A boy walks past a coronavirus-themed mural in Surabaya, Indonesia. Photo: AFP

Concerns over Victoria mall outbreak

The Covid-19 figures in Australia’s Victoria state continued to show improvement on Saturday but officials are concerned about an outbreak at the country’s largest shopping centre.

Victoria reported three more Covid-19 deaths and eight more cases. The figures take the state toll to 805 and the national death count to 893.

Melbourne’s latest 14-day average stood at 12 cases, and there have been 11 cases with an unknown source in the past two weeks up to Wednesday.

Victoria Premier Daniel Andrews said a recent outbreak linked to southeast Melbourne’s Chadstone Shopping Centre showed why it was unsafe to ease restrictions.

A cluster of cases at the 550-store shopping centre grew to 11 and includes a family.

“If we were to open up now, just as our modelling tells us ... it will be many hundreds of cases,” Andrews said.

Melbourne’s strict lockdown rules continue to be eased, and an overnight curfew ended last week.

Singapore turns corner in Covid-19 fight but experts warn battle not over

Singapore sees lowest cases since March

Singapore reported on Saturday new coronavirus cases in the single digits for the first time since March.

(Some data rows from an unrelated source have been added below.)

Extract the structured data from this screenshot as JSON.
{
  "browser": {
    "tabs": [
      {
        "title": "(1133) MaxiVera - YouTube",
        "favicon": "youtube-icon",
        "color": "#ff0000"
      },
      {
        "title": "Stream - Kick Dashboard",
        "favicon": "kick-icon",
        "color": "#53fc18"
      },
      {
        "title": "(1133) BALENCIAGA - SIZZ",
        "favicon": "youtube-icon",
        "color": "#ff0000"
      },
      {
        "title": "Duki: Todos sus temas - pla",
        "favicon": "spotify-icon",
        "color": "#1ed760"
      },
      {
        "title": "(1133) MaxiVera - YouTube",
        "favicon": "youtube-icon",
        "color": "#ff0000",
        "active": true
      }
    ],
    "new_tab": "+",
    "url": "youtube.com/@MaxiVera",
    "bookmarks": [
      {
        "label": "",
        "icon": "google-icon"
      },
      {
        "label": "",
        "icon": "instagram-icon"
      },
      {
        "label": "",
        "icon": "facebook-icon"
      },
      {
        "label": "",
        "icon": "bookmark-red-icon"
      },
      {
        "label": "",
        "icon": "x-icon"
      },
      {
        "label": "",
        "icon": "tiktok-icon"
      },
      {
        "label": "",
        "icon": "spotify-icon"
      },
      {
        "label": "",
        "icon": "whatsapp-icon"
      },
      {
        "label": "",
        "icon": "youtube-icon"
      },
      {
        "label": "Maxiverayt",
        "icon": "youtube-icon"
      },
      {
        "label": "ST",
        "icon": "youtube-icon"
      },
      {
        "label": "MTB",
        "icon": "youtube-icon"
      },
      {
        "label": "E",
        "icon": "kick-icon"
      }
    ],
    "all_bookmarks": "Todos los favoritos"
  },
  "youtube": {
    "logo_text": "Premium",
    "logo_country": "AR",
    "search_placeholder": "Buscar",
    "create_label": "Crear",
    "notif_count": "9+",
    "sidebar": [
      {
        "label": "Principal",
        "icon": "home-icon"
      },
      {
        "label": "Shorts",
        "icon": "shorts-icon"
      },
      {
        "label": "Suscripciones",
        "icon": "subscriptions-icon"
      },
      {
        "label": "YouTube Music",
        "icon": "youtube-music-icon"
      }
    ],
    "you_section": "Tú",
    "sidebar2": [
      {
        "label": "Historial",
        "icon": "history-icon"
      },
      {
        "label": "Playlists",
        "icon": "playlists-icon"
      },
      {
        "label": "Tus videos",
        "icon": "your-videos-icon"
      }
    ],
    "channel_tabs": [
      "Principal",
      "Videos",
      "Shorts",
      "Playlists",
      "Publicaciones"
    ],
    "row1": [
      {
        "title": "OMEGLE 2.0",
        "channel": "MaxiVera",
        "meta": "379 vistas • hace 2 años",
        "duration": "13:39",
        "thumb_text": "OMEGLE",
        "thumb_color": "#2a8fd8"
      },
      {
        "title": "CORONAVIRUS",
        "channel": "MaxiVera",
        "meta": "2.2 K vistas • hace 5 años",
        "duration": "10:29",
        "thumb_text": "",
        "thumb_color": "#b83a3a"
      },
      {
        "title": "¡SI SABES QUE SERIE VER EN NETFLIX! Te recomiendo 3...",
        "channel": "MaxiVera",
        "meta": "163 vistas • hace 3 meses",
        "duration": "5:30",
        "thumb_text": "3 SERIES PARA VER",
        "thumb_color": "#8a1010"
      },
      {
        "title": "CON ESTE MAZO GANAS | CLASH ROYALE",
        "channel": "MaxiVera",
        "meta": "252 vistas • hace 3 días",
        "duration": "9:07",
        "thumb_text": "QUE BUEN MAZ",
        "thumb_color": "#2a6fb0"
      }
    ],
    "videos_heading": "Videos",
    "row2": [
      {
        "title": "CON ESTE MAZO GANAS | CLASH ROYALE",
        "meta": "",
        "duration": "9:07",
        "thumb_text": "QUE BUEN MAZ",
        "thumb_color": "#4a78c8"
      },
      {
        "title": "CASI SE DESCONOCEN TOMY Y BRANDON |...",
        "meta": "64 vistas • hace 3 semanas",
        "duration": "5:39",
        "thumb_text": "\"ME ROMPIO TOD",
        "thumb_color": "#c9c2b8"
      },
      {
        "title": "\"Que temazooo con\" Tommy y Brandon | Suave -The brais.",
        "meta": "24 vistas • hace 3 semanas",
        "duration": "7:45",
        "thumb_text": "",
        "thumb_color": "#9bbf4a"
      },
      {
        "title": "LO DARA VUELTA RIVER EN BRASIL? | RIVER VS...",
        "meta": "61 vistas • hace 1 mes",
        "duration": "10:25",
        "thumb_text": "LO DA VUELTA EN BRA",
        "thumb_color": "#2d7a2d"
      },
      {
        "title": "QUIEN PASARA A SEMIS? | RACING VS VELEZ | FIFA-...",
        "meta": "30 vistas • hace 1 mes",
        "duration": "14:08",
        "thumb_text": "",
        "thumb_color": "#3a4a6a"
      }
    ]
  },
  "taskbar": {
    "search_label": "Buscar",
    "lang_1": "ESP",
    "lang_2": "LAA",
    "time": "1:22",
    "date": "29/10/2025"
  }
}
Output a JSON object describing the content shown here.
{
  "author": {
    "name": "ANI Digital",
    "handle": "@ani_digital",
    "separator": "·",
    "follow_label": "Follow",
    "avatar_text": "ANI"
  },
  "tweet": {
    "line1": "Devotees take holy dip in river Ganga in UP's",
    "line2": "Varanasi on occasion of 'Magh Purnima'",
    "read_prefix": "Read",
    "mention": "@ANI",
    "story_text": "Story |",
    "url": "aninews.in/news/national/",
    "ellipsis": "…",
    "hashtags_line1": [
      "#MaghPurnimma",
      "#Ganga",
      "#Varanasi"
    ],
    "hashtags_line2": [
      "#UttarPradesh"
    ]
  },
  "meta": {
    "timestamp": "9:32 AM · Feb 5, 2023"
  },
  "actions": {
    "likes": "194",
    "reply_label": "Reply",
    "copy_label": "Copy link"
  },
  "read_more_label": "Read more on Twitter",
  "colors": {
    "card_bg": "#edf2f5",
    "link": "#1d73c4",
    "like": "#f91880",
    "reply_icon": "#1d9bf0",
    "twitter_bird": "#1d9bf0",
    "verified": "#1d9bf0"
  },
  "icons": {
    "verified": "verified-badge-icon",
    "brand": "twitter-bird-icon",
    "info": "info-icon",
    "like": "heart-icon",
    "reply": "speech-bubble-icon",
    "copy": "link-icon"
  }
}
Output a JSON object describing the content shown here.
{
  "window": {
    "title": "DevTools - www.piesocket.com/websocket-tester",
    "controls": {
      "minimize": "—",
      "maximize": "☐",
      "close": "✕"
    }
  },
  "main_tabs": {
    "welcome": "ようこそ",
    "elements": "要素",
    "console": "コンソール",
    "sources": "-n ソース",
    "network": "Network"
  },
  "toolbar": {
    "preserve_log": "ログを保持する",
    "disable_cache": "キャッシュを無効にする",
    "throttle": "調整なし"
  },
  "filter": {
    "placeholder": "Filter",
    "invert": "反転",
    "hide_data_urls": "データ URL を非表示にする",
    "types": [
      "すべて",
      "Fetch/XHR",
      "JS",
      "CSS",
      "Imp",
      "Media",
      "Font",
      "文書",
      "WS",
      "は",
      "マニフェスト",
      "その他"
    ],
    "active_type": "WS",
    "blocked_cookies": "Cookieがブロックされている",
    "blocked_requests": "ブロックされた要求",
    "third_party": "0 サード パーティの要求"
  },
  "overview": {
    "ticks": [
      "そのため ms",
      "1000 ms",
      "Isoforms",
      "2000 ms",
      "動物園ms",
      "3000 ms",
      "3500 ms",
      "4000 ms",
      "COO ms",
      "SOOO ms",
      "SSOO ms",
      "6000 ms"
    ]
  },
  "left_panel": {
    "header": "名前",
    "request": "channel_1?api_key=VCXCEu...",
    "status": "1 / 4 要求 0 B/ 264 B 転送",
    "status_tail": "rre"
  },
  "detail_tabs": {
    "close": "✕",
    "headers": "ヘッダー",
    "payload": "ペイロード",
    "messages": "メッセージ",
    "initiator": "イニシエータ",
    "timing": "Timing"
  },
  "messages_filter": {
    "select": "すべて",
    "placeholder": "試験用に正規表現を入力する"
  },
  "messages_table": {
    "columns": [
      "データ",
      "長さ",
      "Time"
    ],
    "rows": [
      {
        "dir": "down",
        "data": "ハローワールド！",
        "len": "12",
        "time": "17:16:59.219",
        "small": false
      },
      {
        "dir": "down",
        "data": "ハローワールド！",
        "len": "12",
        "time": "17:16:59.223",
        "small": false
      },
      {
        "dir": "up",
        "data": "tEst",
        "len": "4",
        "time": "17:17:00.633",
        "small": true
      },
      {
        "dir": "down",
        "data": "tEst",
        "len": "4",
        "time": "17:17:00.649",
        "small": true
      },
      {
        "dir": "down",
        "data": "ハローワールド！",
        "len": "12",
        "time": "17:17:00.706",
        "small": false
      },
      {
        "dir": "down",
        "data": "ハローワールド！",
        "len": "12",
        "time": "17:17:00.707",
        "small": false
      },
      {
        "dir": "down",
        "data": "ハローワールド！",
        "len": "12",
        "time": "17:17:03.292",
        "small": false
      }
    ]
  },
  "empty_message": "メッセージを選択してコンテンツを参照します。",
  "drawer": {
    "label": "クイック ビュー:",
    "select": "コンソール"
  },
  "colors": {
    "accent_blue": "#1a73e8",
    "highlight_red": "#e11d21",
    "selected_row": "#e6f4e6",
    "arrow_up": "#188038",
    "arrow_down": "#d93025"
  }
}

The city state, which has seen cases fall sharply in recent months as it has brought outbreaks in migrant worker dormitories under control, said it had discovered just six new cases.

Of those six, four were classed as imported cases – travellers who had been ordered to stay home on arrival into the island nation.

Police buses are lined up at Gwanghwamun Square to prevent a rally of conservative groups in Seoul. Photo: EPA

South Korea sets up ‘bus walls’ to prevent protests

South Korean police mobilised hundreds of buses to head off any political rallies in the capital, Seoul, on Saturday with authorities determined to prevent another cluster of coronavirus cases emerging from a protest.

South Korea has been held up as a coronavirus mitigation success story but it saw a flare-up of more than 1,800 infections linked to a church and a big anti-government rally in August.

The spread of the virus has slowed in recent weeks but the government has banned more than 100 demonstrations planned for Saturday’s National Foundation Day, warning of strict punishment for any illegal protest.

Police parked buses along main avenues and around a central Seoul square to seal them off. They also set up some 90 checkpoints to prevent vehicles brining protesters while the subway did not stop at several stations at protest venues.

The Korea Disease Control and Prevention Agency (KDCA) reported 75 new infections by midnight on Friday, a third day of double-digit increases, taking the national tally to 24,027 cases, with 420 deaths.

The government had eased some social distancing rules after new cases edged lower but imposed special measures for the Korean harvest festival holiday of Chuseok, which began on Wednesday.

Additional reporting by Associated Press, Reuters and Bloomberg